### Task objective
Quote every line below exactly as it reads.

[Items from a dataset]
----
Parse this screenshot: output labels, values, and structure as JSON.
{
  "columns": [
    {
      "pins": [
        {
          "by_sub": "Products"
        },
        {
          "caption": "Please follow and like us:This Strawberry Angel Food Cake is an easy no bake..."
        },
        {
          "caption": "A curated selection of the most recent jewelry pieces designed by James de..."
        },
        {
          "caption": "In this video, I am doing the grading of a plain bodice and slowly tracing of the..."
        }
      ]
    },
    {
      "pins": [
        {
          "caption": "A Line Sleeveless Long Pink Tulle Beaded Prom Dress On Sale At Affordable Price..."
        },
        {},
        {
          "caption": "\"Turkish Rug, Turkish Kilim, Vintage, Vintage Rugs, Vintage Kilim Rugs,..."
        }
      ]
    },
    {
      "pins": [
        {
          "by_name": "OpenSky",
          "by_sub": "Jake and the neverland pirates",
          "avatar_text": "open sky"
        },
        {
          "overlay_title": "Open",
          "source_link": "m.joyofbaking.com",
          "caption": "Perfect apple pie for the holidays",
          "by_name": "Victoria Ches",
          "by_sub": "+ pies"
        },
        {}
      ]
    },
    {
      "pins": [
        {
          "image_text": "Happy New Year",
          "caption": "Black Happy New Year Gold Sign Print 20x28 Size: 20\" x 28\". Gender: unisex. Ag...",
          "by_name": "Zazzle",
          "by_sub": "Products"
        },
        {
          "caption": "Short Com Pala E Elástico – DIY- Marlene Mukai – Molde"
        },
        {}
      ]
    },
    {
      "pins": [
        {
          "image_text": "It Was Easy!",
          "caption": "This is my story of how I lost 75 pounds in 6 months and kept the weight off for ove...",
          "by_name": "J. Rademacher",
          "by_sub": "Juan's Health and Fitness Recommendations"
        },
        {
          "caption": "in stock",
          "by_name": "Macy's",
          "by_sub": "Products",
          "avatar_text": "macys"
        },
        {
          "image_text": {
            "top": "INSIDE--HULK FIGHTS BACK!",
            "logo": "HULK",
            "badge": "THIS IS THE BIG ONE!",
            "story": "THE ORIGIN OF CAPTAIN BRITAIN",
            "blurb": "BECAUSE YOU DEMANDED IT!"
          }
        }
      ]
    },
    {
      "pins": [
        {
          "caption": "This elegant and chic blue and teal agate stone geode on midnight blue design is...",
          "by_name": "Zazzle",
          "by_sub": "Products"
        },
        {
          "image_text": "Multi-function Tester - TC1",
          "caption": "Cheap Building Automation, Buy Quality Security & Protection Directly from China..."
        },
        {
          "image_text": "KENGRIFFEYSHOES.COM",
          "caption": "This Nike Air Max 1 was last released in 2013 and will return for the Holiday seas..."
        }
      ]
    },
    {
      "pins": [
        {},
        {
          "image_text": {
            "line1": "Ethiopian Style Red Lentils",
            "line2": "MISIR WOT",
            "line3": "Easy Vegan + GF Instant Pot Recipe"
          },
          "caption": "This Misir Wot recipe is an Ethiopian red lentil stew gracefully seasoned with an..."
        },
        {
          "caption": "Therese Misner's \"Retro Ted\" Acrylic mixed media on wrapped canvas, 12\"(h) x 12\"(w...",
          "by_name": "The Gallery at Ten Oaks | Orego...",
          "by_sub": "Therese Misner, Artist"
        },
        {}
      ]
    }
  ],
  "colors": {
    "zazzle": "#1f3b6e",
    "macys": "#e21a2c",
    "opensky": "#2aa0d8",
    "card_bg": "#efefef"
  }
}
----
### Finished exercise
Parse this screenshot: output labels, values, and structure as JSON.
{
  "columns": [
    {
      "pins": [
        {
          "by_sub": "Products"
        },
        {
          "caption": "Please follow and like us:This Strawberry Angel Food Cake is an easy no bake..."
        },
        {
          "caption": "A curated selection of the most recent jewelry pieces designed by James de..."
        },
        {
          "caption": "In this video, I am doing the grading of a plain bodice and slowly tracing of the..."
        }
      ]
    },
    {
      "pins": [
        {
          "caption": "A Line Sleeveless Long Pink Tulle Beaded Prom Dress On Sale At Affordable Price..."
        },
        {},
        {
          "caption": "\"Turkish Rug, Turkish Kilim, Vintage, Vintage Rugs, Vintage Kilim Rugs,..."
        }
      ]
    },
    {
      "pins": [
        {
          "by_name": "OpenSky",
          "by_sub": "Jake and the neverland pirates",
          "avatar_text": "open sky"
        },
        {
          "overlay_title": "Open",
          "source_link": "m.joyofbaking.com",
          "caption": "Perfect apple pie for the holidays",
          "by_name": "Victoria Ches",
          "by_sub": "+ pies"
        },
        {}
      ]
    },
    {
      "pins": [
        {
          "image_text": "Happy New Year",
          "caption": "Black Happy New Year Gold Sign Print 20x28 Size: 20\" x 28\". Gender: unisex. Ag...",
          "by_name": "Zazzle",
          "by_sub": "Products"
        },
        {
          "caption": "Short Com Pala E Elástico – DIY- Marlene Mukai – Molde"
        },
        {}
      ]
    },
    {
      "pins": [
        {
          "image_text": "It Was Easy!",
          "caption": "This is my story of how I lost 75 pounds in 6 months and kept the weight off for ove...",
          "by_name": "J. Rademacher",
          "by_sub": "Juan's Health and Fitness Recommendations"
        },
        {
          "caption": "in stock",
          "by_name": "Macy's",
          "by_sub": "Products",
          "avatar_text": "macys"
        },
        {
          "image_text": {
            "top": "INSIDE--HULK FIGHTS BACK!",
            "logo": "HULK",
            "badge": "THIS IS THE BIG ONE!",
            "story": "THE ORIGIN OF CAPTAIN BRITAIN",
            "blurb": "BECAUSE YOU DEMANDED IT!"
          }
        }
      ]
    },
    {
      "pins": [
        {
          "caption": "This elegant and chic blue and teal agate stone geode on midnight blue design is...",
          "by_name": "Zazzle",
          "by_sub": "Products"
        },
        {
          "image_text": "Multi-function Tester - TC1",
          "caption": "Cheap Building Automation, Buy Quality Security & Protection Directly from China..."
        },
        {
          "image_text": "KENGRIFFEYSHOES.COM",
          "caption": "This Nike Air Max 1 was last released in 2013 and will return for the Holiday seas..."
        }
      ]
    },
    {
      "pins": [
        {},
        {
          "image_text": {
            "line1": "Ethiopian Style Red Lentils",
            "line2": "MISIR WOT",
            "line3": "Easy Vegan + GF Instant Pot Recipe"
          },
          "caption": "This Misir Wot recipe is an Ethiopian red lentil stew gracefully seasoned with an..."
        },
        {
          "caption": "Therese Misner's \"Retro Ted\" Acrylic mixed media on wrapped canvas, 12\"(h) x 12\"(w...",
          "by_name": "The Gallery at Ten Oaks | Orego...",
          "by_sub": "Therese Misner, Artist"
        },
        {}
      ]
    }
  ],
  "colors": {
    "zazzle": "#1f3b6e",
    "macys": "#e21a2c",
    "opensky": "#2aa0d8",
    "card_bg": "#efefef"
  }
}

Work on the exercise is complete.